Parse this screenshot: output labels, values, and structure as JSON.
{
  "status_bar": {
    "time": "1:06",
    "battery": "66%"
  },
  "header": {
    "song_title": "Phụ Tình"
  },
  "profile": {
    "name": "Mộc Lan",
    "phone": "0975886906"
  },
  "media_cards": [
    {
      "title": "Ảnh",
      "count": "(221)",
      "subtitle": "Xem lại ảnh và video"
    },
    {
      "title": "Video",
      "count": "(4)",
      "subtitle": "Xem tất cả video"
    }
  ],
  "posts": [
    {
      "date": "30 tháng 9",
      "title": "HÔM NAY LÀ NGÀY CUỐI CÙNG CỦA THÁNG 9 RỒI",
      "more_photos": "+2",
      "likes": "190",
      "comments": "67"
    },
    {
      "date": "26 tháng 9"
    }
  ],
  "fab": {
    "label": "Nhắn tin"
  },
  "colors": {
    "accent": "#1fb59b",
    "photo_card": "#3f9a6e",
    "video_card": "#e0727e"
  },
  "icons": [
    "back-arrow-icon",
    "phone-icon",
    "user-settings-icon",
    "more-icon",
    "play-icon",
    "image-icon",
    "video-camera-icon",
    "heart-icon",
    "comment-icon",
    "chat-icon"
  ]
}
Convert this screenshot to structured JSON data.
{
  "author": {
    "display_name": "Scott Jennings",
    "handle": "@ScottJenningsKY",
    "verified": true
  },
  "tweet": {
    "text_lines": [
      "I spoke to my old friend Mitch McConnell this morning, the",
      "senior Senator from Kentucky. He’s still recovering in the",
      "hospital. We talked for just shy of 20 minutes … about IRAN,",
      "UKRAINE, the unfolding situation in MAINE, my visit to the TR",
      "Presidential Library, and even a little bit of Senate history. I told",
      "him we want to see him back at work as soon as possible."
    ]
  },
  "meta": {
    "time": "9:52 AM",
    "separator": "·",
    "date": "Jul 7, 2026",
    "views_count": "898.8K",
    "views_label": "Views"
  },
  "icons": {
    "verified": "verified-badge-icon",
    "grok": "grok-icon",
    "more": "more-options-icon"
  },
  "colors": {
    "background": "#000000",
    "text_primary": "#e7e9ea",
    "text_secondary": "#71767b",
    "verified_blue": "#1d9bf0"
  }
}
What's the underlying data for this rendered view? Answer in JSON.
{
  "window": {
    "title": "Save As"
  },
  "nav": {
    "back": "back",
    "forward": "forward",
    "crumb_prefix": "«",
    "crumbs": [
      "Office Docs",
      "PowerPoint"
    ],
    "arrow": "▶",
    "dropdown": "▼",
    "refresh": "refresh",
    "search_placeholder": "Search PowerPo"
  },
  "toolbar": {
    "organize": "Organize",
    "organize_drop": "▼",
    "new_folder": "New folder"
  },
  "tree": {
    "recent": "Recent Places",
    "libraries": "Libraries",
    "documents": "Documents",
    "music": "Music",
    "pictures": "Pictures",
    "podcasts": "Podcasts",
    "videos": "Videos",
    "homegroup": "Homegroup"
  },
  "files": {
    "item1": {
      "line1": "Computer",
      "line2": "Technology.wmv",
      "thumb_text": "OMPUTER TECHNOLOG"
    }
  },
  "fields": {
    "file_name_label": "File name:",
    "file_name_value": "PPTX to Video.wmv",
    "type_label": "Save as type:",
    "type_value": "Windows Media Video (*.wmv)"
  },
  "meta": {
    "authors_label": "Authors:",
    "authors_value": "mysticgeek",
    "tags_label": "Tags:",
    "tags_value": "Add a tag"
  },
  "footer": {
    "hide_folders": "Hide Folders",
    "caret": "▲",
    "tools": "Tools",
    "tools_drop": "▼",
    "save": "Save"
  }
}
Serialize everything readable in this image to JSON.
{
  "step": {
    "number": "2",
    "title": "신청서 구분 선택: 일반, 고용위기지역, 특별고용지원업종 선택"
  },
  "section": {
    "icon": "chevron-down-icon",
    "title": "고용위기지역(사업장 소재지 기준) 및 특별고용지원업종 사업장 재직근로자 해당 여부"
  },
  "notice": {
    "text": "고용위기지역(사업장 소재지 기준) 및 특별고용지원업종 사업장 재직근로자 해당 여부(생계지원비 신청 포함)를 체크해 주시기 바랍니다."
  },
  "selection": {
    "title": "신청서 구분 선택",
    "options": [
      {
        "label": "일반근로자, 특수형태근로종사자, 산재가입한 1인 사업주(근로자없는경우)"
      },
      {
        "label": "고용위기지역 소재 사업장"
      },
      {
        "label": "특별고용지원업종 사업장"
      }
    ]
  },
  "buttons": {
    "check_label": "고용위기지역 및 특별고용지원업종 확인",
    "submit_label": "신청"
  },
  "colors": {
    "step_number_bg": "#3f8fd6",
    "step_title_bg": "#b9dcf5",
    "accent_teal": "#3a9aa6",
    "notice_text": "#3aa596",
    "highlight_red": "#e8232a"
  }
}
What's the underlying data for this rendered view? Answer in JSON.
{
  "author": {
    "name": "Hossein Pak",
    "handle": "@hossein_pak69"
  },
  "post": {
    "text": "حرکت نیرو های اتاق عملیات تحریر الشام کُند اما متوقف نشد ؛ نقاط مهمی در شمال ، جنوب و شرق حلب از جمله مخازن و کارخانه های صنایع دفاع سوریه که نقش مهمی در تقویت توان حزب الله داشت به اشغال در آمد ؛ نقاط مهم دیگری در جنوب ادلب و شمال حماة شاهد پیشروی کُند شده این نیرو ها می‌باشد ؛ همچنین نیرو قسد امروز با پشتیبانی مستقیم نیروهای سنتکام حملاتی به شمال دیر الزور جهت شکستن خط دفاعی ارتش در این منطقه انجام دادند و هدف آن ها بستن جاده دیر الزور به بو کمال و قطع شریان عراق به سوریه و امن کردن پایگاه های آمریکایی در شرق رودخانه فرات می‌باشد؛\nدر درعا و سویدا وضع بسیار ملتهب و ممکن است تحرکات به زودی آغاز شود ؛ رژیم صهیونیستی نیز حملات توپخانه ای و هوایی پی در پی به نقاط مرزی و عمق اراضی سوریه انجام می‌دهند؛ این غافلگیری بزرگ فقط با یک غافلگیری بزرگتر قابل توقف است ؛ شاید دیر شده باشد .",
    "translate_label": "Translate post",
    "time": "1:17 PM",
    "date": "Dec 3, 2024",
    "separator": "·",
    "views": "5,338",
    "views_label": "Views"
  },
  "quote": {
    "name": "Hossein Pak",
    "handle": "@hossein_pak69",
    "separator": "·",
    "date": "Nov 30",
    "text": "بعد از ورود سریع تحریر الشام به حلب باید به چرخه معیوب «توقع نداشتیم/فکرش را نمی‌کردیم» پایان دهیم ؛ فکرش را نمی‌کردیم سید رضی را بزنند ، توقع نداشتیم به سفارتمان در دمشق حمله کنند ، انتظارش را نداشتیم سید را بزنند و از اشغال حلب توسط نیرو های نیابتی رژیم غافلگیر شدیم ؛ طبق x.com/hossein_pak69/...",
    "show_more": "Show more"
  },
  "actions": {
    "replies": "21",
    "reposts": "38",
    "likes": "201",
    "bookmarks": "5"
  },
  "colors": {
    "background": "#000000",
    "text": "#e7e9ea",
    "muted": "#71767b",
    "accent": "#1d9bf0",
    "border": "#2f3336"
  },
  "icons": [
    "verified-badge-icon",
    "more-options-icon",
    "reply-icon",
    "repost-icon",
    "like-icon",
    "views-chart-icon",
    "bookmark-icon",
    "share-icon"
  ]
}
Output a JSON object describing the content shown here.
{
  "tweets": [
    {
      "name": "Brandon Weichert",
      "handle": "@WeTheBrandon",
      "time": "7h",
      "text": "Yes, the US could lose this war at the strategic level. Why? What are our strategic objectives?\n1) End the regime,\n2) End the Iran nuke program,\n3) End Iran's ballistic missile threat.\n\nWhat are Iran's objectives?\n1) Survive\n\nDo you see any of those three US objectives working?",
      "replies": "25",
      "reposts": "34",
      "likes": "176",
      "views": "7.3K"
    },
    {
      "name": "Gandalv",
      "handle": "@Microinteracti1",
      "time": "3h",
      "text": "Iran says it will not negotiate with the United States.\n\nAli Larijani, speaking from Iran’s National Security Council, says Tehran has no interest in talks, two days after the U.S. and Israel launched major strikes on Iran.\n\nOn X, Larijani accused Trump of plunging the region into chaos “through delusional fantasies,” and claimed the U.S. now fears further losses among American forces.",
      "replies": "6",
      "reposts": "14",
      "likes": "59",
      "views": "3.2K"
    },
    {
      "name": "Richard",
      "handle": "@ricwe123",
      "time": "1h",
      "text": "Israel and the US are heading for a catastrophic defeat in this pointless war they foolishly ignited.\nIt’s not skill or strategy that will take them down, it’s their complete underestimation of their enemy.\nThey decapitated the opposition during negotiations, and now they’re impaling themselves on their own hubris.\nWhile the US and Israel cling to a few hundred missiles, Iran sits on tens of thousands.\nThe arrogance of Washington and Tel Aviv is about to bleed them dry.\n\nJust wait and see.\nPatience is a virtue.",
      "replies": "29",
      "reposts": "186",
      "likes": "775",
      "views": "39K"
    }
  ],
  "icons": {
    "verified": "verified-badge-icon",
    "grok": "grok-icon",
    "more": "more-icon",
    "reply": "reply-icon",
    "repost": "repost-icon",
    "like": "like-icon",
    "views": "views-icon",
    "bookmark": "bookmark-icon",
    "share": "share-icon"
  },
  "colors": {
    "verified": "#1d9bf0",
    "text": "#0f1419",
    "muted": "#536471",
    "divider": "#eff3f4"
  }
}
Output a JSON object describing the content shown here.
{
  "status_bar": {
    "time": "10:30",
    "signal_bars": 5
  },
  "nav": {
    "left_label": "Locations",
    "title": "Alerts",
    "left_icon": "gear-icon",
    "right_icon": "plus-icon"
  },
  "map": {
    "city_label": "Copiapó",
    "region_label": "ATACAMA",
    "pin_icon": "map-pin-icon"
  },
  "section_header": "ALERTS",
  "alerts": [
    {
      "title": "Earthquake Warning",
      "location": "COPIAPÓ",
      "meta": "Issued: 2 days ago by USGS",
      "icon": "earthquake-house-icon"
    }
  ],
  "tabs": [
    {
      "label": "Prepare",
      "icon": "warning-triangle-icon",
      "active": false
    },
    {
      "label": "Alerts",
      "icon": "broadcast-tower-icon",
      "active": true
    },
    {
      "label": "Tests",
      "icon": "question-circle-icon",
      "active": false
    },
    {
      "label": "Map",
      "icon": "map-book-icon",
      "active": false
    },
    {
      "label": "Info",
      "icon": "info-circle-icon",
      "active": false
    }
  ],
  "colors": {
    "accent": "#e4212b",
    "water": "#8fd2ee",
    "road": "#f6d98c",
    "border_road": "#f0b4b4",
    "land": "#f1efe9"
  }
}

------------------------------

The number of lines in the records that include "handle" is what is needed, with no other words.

**EXERCISE RESULT**: 6